Why did we choose to use a DB2 backend? It is complicated... but the real reason we chose to use DB2 is that someone at my company believed that Notes was not secure enough for storing sensitive data. Most everyone who reads this knows that this is far from the truth. Notes is extremely secure and its security model is looked at as one of it biggest strengths.
When presented with this assertion, I did my best to present arguments against using DB2. I knew the security premise was wrong, and I knew it would dramatically increase project completion time. Lastly, I knew Notes was well suited for the project at hand.
Even though I fought hard for what I felt was right, I was not very disappointed when I lost the battle. The reason being that I knew that using a relational backend would be a fun learning experience and good for the career. In my last job, I had experience retrieving Oracle data through a java agent, but I never bound an XPage to relational data real time.
Around this time, I went to the MWLUG conference in Grand Rapids and heard an excellent presentation by Toby Samples on using Hibernate in Xpages. When I came back, I did my best to sell the use of Hibernate because I felt it would be a benefit, and I now had the information to make it work. Despite this, the decision was made to go with JDBC, mainly because we had already had another database with the same functionality that we could copy, and the developers who wrote it were now on the same project.
With that background, I am going to discuss the following topics in this blog series:
- Setting up your database to connect to DB2.
- Using the Extension Library Relational Controls
- Using Connection Pooling
- Storing the DB2 Credentials in a managed bean
- Coding a simple SELECT statement
- Selecting information from two tables using a JOIN
- Coding an INSERT
- Coding an UPDATE
- Populating a combobox dropdown with values from a DB2 query
- Retrieving a collection of data in JSON format for using in a data table
Note: Due to a very heavy load at work, it might take me up to two months or more to finish this blog series.
Throughout I am going to make the assumption that you know the basics of SQL. For me, SQL was the one thing I learned in college that I actually still use today. Another assumption is that you know something about java, because all the coding is done using it. You can use SSJS to access DB2, but early on, we made the decision to have as much of the business logic as possible in java.
I was busy with another project while the groundwork was setup for connecting to DB2. Credit for doing this work goes to my coworker Dwain Weurfel.

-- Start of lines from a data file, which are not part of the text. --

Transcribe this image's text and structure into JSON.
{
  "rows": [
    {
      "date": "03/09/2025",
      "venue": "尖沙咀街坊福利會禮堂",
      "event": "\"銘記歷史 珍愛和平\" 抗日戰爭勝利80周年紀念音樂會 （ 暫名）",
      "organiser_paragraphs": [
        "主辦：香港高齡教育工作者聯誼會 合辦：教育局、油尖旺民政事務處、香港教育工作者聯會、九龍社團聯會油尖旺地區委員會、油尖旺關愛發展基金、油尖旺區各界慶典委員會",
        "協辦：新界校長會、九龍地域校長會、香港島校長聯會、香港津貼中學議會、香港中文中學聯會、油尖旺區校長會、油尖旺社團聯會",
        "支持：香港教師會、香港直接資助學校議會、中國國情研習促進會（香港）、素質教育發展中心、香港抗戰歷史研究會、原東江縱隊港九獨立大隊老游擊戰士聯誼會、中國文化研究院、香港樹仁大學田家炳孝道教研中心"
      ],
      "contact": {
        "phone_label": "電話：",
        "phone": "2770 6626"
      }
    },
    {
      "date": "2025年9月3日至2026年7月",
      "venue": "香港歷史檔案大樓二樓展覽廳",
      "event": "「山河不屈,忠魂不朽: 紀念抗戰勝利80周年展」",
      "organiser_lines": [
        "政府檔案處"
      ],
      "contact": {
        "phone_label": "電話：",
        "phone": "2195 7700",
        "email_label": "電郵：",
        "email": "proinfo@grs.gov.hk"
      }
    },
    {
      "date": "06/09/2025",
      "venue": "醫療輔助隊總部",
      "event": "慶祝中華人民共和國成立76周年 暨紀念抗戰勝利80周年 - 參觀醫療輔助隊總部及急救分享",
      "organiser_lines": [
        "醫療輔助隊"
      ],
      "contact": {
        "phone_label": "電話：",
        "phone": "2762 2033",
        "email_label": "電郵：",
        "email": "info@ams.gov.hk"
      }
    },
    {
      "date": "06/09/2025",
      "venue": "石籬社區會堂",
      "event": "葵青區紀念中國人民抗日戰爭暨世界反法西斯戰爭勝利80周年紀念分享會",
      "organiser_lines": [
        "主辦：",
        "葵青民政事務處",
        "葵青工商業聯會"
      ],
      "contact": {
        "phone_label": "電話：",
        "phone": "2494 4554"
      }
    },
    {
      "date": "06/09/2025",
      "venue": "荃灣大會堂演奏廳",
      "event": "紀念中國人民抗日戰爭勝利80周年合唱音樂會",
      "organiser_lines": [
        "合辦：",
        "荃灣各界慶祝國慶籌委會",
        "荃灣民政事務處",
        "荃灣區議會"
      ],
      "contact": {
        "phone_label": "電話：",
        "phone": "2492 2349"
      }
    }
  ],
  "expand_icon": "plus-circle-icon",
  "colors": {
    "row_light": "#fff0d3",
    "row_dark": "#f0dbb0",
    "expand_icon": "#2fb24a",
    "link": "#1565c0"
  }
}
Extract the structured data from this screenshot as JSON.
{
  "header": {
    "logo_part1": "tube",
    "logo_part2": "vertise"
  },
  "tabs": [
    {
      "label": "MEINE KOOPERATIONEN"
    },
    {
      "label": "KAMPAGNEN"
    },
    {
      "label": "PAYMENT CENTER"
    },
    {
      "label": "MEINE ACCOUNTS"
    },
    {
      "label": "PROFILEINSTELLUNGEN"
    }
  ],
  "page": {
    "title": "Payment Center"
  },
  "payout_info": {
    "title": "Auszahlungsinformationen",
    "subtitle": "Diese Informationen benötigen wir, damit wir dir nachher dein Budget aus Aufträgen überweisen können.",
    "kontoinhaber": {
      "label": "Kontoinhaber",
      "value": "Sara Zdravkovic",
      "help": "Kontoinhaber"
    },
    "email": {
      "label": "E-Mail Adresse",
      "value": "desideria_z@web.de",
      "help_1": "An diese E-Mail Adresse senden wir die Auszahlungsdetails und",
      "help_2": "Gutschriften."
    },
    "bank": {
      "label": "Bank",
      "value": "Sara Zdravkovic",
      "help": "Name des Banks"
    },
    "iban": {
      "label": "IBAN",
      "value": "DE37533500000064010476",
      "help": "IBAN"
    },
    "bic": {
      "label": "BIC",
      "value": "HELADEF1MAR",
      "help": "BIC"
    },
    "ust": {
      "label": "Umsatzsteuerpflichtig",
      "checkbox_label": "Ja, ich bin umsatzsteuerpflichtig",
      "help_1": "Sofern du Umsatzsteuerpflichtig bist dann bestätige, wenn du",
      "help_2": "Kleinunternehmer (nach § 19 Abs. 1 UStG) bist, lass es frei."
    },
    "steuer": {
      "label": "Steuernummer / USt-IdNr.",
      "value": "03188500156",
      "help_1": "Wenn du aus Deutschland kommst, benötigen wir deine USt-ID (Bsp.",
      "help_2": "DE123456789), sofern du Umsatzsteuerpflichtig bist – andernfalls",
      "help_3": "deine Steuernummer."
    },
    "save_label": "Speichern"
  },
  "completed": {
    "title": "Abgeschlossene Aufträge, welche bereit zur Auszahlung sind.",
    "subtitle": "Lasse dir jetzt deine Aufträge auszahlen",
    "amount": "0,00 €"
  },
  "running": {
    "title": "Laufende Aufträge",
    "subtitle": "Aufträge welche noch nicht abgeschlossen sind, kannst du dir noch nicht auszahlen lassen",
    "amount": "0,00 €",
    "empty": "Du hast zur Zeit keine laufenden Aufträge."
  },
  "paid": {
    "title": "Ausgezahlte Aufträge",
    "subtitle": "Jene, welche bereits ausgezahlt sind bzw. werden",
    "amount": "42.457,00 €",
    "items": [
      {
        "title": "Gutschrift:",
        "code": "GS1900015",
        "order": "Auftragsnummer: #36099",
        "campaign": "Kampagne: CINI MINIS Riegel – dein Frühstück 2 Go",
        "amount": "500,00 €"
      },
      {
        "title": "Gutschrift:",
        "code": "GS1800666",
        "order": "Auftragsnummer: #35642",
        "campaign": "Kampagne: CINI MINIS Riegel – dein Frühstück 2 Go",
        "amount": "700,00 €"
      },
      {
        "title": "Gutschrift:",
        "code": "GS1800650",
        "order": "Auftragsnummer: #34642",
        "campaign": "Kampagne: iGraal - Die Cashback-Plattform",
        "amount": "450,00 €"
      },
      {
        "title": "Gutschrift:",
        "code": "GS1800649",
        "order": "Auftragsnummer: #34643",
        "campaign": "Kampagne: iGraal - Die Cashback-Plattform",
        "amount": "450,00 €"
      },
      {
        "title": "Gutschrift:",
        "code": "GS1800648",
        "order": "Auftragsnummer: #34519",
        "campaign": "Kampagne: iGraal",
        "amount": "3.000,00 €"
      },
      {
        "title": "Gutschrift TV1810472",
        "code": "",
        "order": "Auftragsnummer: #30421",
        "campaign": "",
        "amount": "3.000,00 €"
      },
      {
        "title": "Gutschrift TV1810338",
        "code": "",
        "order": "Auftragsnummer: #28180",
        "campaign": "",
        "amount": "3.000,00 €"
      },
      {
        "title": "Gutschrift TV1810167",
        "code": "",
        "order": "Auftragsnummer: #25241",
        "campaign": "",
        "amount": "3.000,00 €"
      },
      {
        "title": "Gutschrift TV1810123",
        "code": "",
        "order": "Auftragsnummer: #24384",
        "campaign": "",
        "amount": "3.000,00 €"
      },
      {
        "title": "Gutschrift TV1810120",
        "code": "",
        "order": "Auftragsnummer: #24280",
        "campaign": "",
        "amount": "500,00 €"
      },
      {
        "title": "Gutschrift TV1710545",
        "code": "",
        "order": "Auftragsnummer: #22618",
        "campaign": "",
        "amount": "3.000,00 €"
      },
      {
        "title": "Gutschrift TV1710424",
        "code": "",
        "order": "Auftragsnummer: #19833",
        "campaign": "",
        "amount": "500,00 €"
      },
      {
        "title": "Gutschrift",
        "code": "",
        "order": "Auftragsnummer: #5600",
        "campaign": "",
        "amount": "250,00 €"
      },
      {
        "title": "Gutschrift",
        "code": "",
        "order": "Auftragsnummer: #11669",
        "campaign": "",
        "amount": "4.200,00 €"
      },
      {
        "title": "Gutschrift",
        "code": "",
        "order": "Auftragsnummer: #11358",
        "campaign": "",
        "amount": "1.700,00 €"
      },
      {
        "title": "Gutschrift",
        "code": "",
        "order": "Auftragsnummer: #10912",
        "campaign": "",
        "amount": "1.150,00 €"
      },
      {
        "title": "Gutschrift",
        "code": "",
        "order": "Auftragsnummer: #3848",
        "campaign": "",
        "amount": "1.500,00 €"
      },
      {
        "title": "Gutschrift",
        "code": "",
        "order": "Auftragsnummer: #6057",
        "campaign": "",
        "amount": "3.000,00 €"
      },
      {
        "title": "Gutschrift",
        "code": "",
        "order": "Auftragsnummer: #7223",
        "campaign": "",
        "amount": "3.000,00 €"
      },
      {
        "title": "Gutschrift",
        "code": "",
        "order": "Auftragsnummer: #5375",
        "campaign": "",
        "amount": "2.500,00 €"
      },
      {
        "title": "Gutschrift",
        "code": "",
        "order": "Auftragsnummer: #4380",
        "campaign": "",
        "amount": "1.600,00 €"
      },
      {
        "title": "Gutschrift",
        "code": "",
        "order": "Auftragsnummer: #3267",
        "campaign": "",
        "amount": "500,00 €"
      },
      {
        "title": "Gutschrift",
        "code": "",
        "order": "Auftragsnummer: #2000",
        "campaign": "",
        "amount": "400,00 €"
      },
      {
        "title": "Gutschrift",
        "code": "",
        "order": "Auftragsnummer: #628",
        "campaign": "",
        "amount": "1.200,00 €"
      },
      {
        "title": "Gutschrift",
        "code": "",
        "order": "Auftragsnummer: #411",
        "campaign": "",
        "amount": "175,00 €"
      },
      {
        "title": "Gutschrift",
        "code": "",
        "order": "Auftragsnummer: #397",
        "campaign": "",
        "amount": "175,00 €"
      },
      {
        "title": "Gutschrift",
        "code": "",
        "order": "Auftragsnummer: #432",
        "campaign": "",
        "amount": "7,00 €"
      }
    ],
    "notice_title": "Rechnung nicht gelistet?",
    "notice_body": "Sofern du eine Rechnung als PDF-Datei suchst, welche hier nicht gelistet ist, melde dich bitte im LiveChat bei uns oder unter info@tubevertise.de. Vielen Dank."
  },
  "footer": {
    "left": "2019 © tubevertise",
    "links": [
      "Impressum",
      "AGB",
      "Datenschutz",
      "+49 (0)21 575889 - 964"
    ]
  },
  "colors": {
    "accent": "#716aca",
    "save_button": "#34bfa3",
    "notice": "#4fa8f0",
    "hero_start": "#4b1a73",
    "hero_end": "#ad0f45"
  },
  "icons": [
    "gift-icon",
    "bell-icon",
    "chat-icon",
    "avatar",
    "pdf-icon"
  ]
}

Dwain, thanks for helping me document and explain the setup, and for helping me to proof these posts, so that I get it right! I should also give credit to former coworker Eric Dyer who had a large role in creating the groundwork while working on the first DB2 backend project at my company.